"I tried on your glasses...
|...and I was blind!"|
Monday mornings can be so much fun! Especially after a birthday weekend when the amount of sugar one takes in is disproportiantly high. As such, getting out of bed for me was just a chore; maybe even more of a chore than usual. As I dragged myself into the bathroom and was greated by toothpast oozing out of it's container and a 7 year-old asking me to examine his "pearly whites", I was a little concerned that I wasn't up for the task. As I put the top on the toothpaste, and attempted to wipe the sleep from my eyes, I heard Paris say "I tried on your glasses and I was blind!"
As he described trying to walk around the bathroom with my glasses on, I began to think about relationships, specifically what other people think my relationships should look like. People are really good about sharing how they think our lives should look. "If you'll measure your relationship based on my set of ideas, you can expect that you will be successful." We see that on TV with Dr. Phil telling us how to get our shit together. A look through the phone book for a list of self-help guru's is enough to drive one mad. Everyone has a prescription for how our lives and our relationships should look like.
My own relationship is fodder for much conversation, I feel quite certain. We are wildly different people. I run around like a Chinchilla on speed. I need everyone to be in a hurry! Always a whirl wind follows me. My better half puts the brakes on when confronted by my incessant demands to hurry. I could probably spend the better part of the day listing all of our differences and why our relationship should not work...at least according to some. There have been times when I've thought, "golly, maybe the naysayers are right, maybe we really are just too different." Despite all of our differences, we are best friends! We have become counter-balances to each other's extremes.

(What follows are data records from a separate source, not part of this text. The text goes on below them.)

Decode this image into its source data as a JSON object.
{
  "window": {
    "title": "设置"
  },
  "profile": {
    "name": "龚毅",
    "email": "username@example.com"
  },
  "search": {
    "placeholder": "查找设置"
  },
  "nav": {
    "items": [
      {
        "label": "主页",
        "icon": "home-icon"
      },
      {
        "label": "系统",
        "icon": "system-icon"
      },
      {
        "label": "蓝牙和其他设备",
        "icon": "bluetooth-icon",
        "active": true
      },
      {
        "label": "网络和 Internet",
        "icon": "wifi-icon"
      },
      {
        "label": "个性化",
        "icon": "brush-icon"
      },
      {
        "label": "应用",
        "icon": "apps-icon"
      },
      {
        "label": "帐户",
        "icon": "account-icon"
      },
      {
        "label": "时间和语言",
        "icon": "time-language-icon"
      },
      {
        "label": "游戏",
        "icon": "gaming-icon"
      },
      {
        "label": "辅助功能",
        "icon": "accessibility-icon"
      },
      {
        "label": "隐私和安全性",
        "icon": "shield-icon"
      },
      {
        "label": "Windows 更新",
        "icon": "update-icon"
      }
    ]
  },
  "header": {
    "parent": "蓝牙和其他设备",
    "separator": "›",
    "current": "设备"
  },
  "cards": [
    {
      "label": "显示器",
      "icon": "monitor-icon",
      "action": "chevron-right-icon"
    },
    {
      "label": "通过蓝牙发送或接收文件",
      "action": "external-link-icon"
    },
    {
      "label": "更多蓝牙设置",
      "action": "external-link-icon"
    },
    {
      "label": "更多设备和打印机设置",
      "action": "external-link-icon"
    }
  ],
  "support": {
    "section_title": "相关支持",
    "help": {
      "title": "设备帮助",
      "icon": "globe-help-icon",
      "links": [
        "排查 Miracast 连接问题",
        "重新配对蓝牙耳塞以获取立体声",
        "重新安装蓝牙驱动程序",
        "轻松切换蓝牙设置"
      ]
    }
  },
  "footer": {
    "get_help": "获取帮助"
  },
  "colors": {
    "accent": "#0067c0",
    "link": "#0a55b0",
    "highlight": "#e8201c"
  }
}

Defined through the lense of others, our relationship might be considered a failure. But there is a problem with looking through prescriptions designed for someone else's poor eye sight. By wearing someone else's prescription, one is left with, at best, a slight headache and, at worst, blindness (temporary of course). I've seen countless relationships broken up because of well meaning advice that didn't take into consideration the people in question.
I'm finding that by building a relationship that works for us, as opposed to one that works for someone else, we are building something that is solid. I refuse to wear someone else's glasses when it comes to my relationships, and that includes my relationship with God, my relationship with my partner, my relationship with my family and with my friends! What works for you may not work for me! It's an important lesson to learn that not everything should be viewed using the lenses your grandmother wore. Sometimes one needs their own prescription!